Records from a dataset
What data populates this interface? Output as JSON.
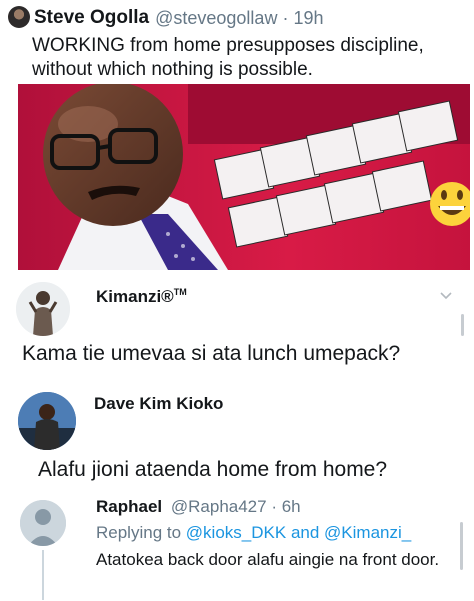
{
  "tweet": {
    "name": "Steve Ogolla",
    "handle": "@steveogollaw",
    "time": "· 19h",
    "text": "WORKING from home presupposes discipline, without which nothing is possible."
  },
  "reply1": {
    "name": "Kimanzi®",
    "name_mark": "TM",
    "text": "Kama tie umevaa si ata lunch umepack?"
  },
  "reply2": {
    "name": "Dave Kim Kioko",
    "text": "Alafu jioni ataenda home from home?"
  },
  "reply3": {
    "name": "Raphael",
    "handle": "@Rapha427",
    "time": "· 6h",
    "replying_prefix": "Replying to",
    "mention1": "@kioks_DKK",
    "and_word": "and",
    "mention2": "@Kimanzi_",
    "text": "Atatokea back door alafu aingie na front door."
  },
  "colors": {
    "text": "#14171a",
    "secondary": "#657786",
    "link": "#1b95e0",
    "photo_background": "#c8133a"
  },
  "icons": [
    "chevron-down-icon",
    "grinning-emoji-icon",
    "default-avatar-icon"
  ]
}
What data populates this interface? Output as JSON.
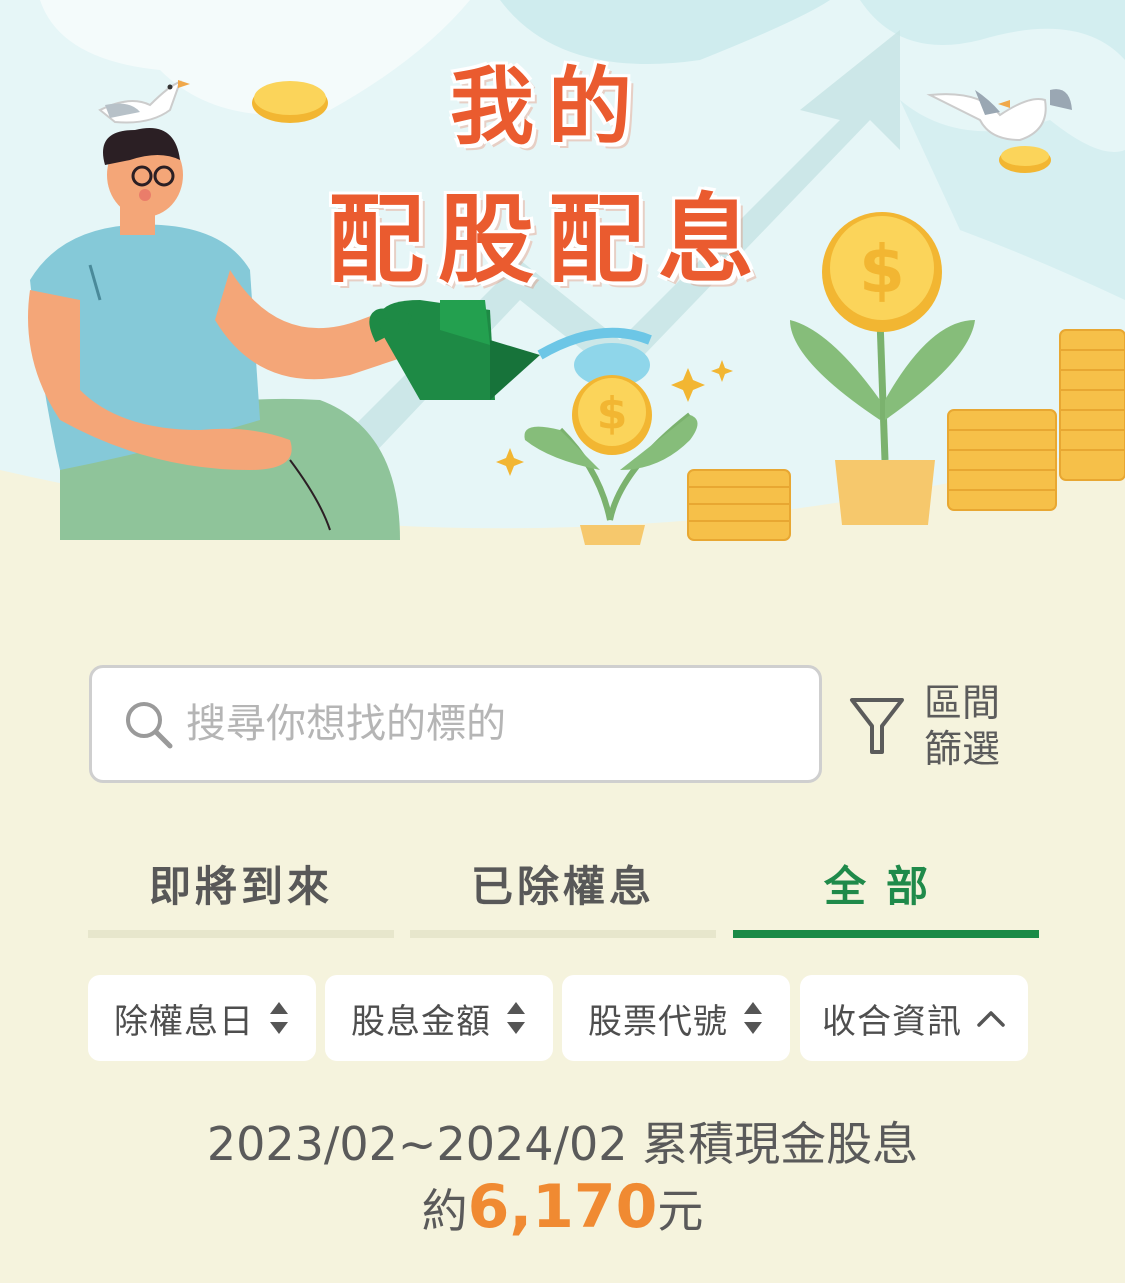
{
  "hero": {
    "title_line1": "我的",
    "title_line2": "配股配息"
  },
  "search": {
    "placeholder": "搜尋你想找的標的"
  },
  "filter": {
    "label": "區間\n篩選"
  },
  "tabs": [
    {
      "label": "即將到來",
      "active": false
    },
    {
      "label": "已除權息",
      "active": false
    },
    {
      "label": "全部",
      "active": true
    }
  ],
  "sort_buttons": [
    {
      "label": "除權息日",
      "icon": "sort-updown-icon"
    },
    {
      "label": "股息金額",
      "icon": "sort-updown-icon"
    },
    {
      "label": "股票代號",
      "icon": "sort-updown-icon"
    },
    {
      "label": "收合資訊",
      "icon": "chevron-up-icon"
    }
  ],
  "summary": {
    "range": "2023/02~2024/02 累積現金股息",
    "prefix": "約",
    "amount": "6,170",
    "suffix": "元"
  },
  "colors": {
    "accent_green": "#1a8a46",
    "amount_orange": "#f08a32",
    "title_red": "#ea5b2f",
    "background": "#f5f3dd"
  }
}
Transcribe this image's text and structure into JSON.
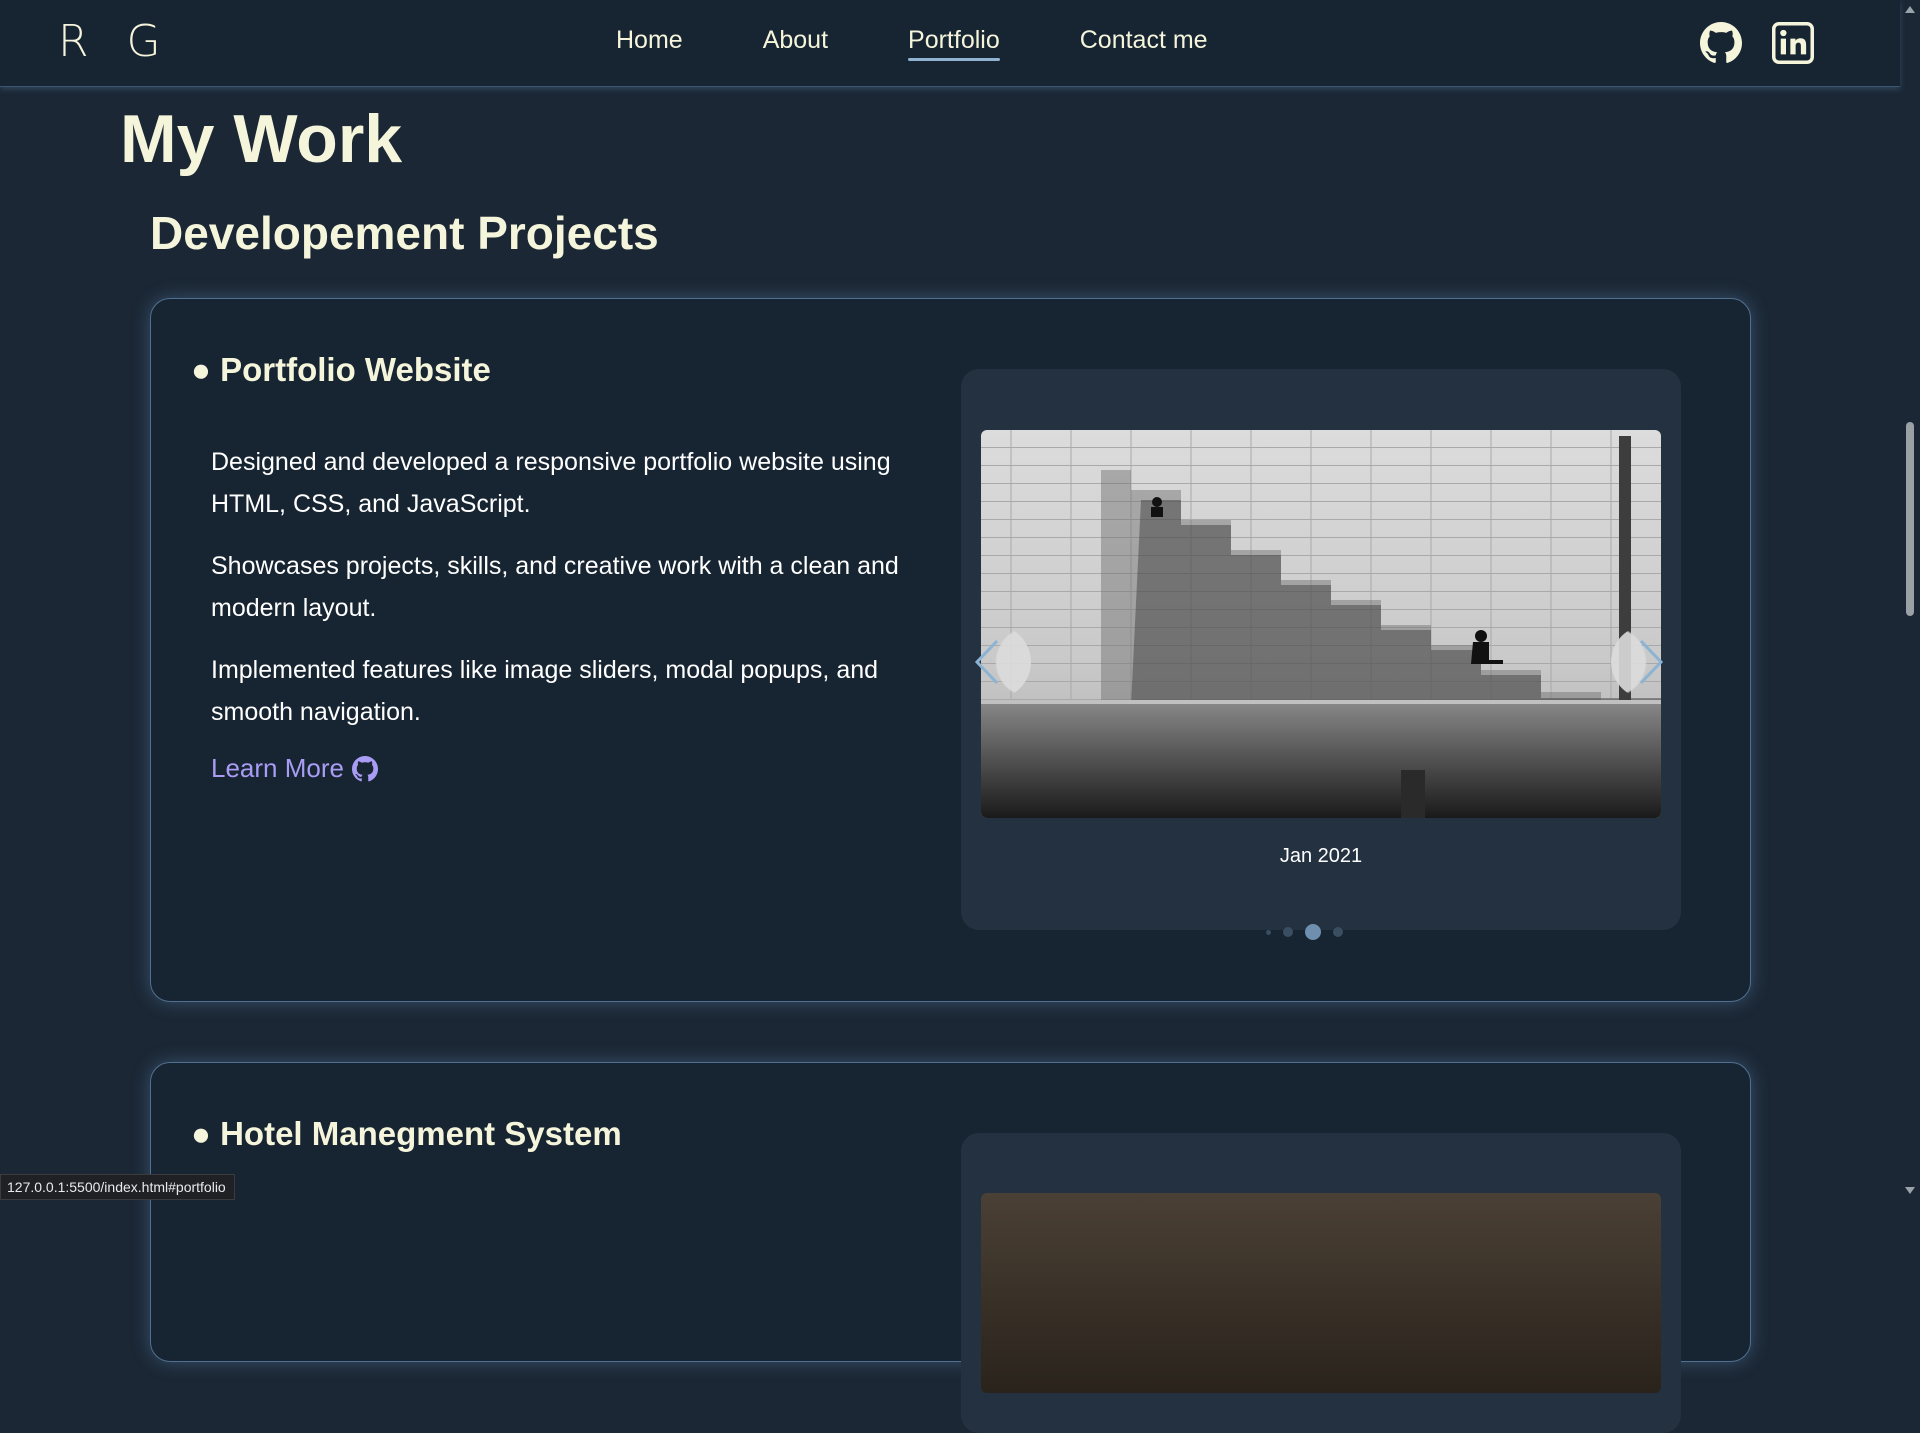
{
  "nav": {
    "logo": "R G",
    "links": [
      {
        "label": "Home",
        "active": false
      },
      {
        "label": "About",
        "active": false
      },
      {
        "label": "Portfolio",
        "active": true
      },
      {
        "label": "Contact me",
        "active": false
      }
    ],
    "social": [
      "github-icon",
      "linkedin-icon"
    ]
  },
  "page": {
    "title": "My Work",
    "section_title": "Developement Projects"
  },
  "projects": [
    {
      "title": "● Portfolio Website",
      "paragraphs": [
        "Designed and developed a responsive portfolio website using HTML, CSS, and JavaScript.",
        "Showcases projects, skills, and creative work with a clean and modern layout.",
        "Implemented features like image sliders, modal popups, and smooth navigation."
      ],
      "link_label": "Learn More",
      "slide_caption": "Jan 2021",
      "slides_count": 4,
      "active_slide": 3
    },
    {
      "title": "● Hotel Manegment System"
    }
  ],
  "status_url": "127.0.0.1:5500/index.html#portfolio",
  "colors": {
    "background": "#1b2735",
    "text": "#f5f5dc",
    "link": "#a89cf5",
    "card_border": "#4f7090"
  }
}
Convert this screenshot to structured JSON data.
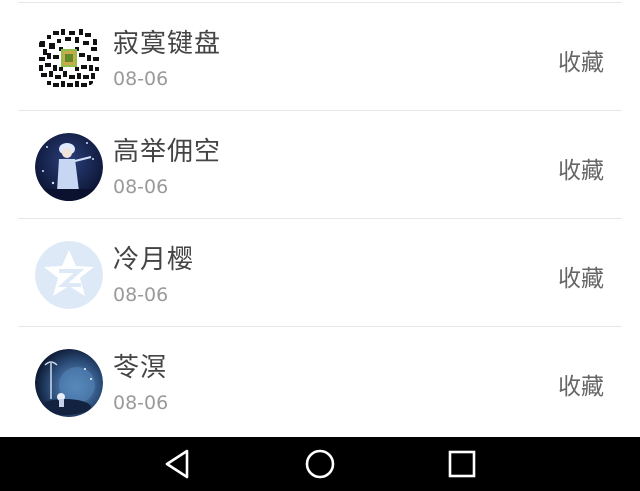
{
  "contacts": [
    {
      "name": "寂寞键盘",
      "date": "08-06",
      "action": "收藏",
      "avatar": "qr-code-avatar"
    },
    {
      "name": "高举佣空",
      "date": "08-06",
      "action": "收藏",
      "avatar": "anime-girl-avatar"
    },
    {
      "name": "冷月樱",
      "date": "08-06",
      "action": "收藏",
      "avatar": "qzone-logo-avatar"
    },
    {
      "name": "苓溟",
      "date": "08-06",
      "action": "收藏",
      "avatar": "night-scene-avatar"
    }
  ],
  "navbar": {
    "back": "back-triangle-icon",
    "home": "home-circle-icon",
    "recents": "recents-square-icon"
  },
  "colors": {
    "name_text": "#444444",
    "date_text": "#9a9a9a",
    "action_text": "#666666",
    "divider": "#e6e6e6",
    "navbar_bg": "#000000"
  }
}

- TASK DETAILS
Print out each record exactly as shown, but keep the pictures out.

- TASK RESPONSE
What data populates this interface? Output as JSON.
{
  "tweet": {
    "name": "Steve Ogolla",
    "handle": "@steveogollaw",
    "time": "· 19h",
    "text": "WORKING from home presupposes discipline, without which nothing is possible."
  },
  "reply1": {
    "name": "Kimanzi®",
    "name_mark": "TM",
    "text": "Kama tie umevaa si ata lunch umepack?"
  },
  "reply2": {
    "name": "Dave Kim Kioko",
    "text": "Alafu jioni ataenda home from home?"
  },
  "reply3": {
    "name": "Raphael",
    "handle": "@Rapha427",
    "time": "· 6h",
    "replying_prefix": "Replying to",
    "mention1": "@kioks_DKK",
    "and_word": "and",
    "mention2": "@Kimanzi_",
    "text": "Atatokea back door alafu aingie na front door."
  },
  "colors": {
    "text": "#14171a",
    "secondary": "#657786",
    "link": "#1b95e0",
    "photo_background": "#c8133a"
  },
  "icons": [
    "chevron-down-icon",
    "grinning-emoji-icon",
    "default-avatar-icon"
  ]
}
What data populates this interface? Output as JSON.
{
  "hero": {
    "title_line1": "我的",
    "title_line2": "配股配息"
  },
  "search": {
    "placeholder": "搜尋你想找的標的"
  },
  "filter": {
    "label": "區間\n篩選"
  },
  "tabs": [
    {
      "label": "即將到來",
      "active": false
    },
    {
      "label": "已除權息",
      "active": false
    },
    {
      "label": "全部",
      "active": true
    }
  ],
  "sort_buttons": [
    {
      "label": "除權息日",
      "icon": "sort-updown-icon"
    },
    {
      "label": "股息金額",
      "icon": "sort-updown-icon"
    },
    {
      "label": "股票代號",
      "icon": "sort-updown-icon"
    },
    {
      "label": "收合資訊",
      "icon": "chevron-up-icon"
    }
  ],
  "summary": {
    "range": "2023/02~2024/02 累積現金股息",
    "prefix": "約",
    "amount": "6,170",
    "suffix": "元"
  },
  "colors": {
    "accent_green": "#1a8a46",
    "amount_orange": "#f08a32",
    "title_red": "#ea5b2f",
    "background": "#f5f3dd"
  }
}
Transcribe this image's text and structure into JSON.
{
  "nav": {
    "logo": "R G",
    "links": [
      {
        "label": "Home",
        "active": false
      },
      {
        "label": "About",
        "active": false
      },
      {
        "label": "Portfolio",
        "active": true
      },
      {
        "label": "Contact me",
        "active": false
      }
    ],
    "social": [
      "github-icon",
      "linkedin-icon"
    ]
  },
  "page": {
    "title": "My Work",
    "section_title": "Developement Projects"
  },
  "projects": [
    {
      "title": "● Portfolio Website",
      "paragraphs": [
        "Designed and developed a responsive portfolio website using HTML, CSS, and JavaScript.",
        "Showcases projects, skills, and creative work with a clean and modern layout.",
        "Implemented features like image sliders, modal popups, and smooth navigation."
      ],
      "link_label": "Learn More",
      "slide_caption": "Jan 2021",
      "slides_count": 4,
      "active_slide": 3
    },
    {
      "title": "● Hotel Manegment System"
    }
  ],
  "status_url": "127.0.0.1:5500/index.html#portfolio",
  "colors": {
    "background": "#1b2735",
    "text": "#f5f5dc",
    "link": "#a89cf5",
    "card_border": "#4f7090"
  }
}
Convert this screenshot to structured JSON data.
{
  "contacts": [
    {
      "name": "寂寞键盘",
      "date": "08-06",
      "action": "收藏",
      "avatar": "qr-code-avatar"
    },
    {
      "name": "高举佣空",
      "date": "08-06",
      "action": "收藏",
      "avatar": "anime-girl-avatar"
    },
    {
      "name": "冷月樱",
      "date": "08-06",
      "action": "收藏",
      "avatar": "qzone-logo-avatar"
    },
    {
      "name": "苓溟",
      "date": "08-06",
      "action": "收藏",
      "avatar": "night-scene-avatar"
    }
  ],
  "navbar": {
    "back": "back-triangle-icon",
    "home": "home-circle-icon",
    "recents": "recents-square-icon"
  },
  "colors": {
    "name_text": "#444444",
    "date_text": "#9a9a9a",
    "action_text": "#666666",
    "divider": "#e6e6e6",
    "navbar_bg": "#000000"
  }
}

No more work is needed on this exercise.